    For instance: One cubic meter of concrete takes about one barrel of oil to exit. and lets not get into the energy to make any metal stuff like steel or aluminum. And then there is the energy that goes into the workers who build, and their energy use, and the machines/tools, and on and on. Do the math Cloggie. No home is ZERO energy. It take energy just to maintain it. Dream on…

  28. makati1 on Fri, 7th May 2021 4:40 pm 

    “One cubic meter of concrete takes about one barrel of oil to EXIST.”

    Spell check didn’t catch that and there is no revision option on this cheap site. Sigh!

  29. Cloggie on Sat, 8th May 2021 2:56 am 

    “A “zero energy home” is called a cave in most circles.”

    Have you even seen the video? Have you understood the message? This is a building that has no heating or air conditioning in it whatsoever and still can guarantee pleasant temperatures, all year around. It doesn’t need oil, gas, coal or electricity to remain warm.

    “Anything else takes gigantic amounts of energy to build and maintain.”

    What’s your point? Once built, these buildings last at least a century (or 2-3). Are you suggesting we will be completely out of energy in the future? We won’t, not in a long shot. Building walls 76 cm thick (with empty spaces within) costs far less energy, if smeared out over 1-3 centuries, where you won’t need energy whatsoever to keep these buildings warm.
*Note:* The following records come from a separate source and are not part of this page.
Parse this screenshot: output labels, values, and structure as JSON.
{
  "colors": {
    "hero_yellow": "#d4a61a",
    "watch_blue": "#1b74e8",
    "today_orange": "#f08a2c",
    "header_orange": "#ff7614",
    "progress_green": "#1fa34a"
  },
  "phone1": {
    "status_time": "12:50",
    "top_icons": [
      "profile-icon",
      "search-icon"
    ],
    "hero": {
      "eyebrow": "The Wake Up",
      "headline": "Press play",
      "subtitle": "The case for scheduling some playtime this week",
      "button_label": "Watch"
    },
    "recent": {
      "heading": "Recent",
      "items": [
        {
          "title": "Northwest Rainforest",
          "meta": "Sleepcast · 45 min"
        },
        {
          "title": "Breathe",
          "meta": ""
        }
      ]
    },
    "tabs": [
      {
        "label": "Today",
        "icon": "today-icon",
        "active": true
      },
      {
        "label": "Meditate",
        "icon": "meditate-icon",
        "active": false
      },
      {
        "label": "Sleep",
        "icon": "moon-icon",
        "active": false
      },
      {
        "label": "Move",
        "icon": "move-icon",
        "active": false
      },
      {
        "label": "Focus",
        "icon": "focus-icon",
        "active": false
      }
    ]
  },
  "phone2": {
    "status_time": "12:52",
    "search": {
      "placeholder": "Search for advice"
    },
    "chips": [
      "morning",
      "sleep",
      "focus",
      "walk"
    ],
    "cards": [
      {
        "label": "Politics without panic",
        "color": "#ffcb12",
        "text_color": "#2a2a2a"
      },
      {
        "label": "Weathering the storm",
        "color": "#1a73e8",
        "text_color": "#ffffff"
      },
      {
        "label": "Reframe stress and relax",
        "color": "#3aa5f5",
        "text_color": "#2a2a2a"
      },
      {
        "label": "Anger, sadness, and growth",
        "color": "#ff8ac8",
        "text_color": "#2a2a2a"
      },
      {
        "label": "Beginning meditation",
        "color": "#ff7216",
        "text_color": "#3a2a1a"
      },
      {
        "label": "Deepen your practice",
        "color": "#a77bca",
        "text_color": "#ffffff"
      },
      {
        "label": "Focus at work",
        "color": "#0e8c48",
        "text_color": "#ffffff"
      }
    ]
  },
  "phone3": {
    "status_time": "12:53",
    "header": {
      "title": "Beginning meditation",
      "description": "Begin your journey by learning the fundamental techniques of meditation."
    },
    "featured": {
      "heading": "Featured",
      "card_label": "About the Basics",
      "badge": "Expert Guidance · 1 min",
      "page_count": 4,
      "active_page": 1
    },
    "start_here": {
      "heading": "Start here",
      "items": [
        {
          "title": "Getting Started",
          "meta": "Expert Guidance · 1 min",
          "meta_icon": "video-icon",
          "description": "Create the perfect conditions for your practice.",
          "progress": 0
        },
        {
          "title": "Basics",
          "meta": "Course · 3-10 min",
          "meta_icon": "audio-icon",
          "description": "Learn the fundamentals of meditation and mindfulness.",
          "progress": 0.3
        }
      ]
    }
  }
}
    And you don’t need fossil fuel to obtain cement and concrete.

    https://www.worldgbc.org/news-media/heidelbergcement-leading-way-carbon-neutrality

    But what do you care; anything to keep your gloating global collapse view alive (minus China of course, that mysteriously will be immune).

  30. Cloggie on Sun, 9th May 2021 3:51 am 

    The Netherlands, record gasoline prices of 1.90 euro/liter:

    https://www.ed.nl/auto/waarom-de-benzineprijs-blijft-stijgen-het-wordt-nog-erger~ae2435c1/

    Will soon top 2 euro or 8 euro / $10 per gallon, as the economy recovers from Covid and everybody starts driving and flying again.

    This will only encourage more people to buy e-vehicles, where you can drive 10 km on a kWh, which only costs 23 cents, instead of 150 cents with gasoline. Note that gasoline price has 50% taxes. Expect the government to look for alternative sources of income, like higher electricity prices.

  31. Fred on Sun, 9th May 2021 5:44 am 

    Lots of talk about the cheapest way to maintain a high energy, high energy consumption life style. Is driving an EV to go skiing instead of a ICE car sustainable? Never looked at all the issues associated with lithium mining?

    When can we start talking about how we are going to significantly reduce our consumption of virtually everything so that there’s still a planet for young folks to live on?

    For those trying to avoid thinking about things that matter by saying “that’s all just doom and gloom”, please engage the brain, take a few moment to think and do a reality check.

Leave a Reply

Your email address will not be published. Required fields are marked *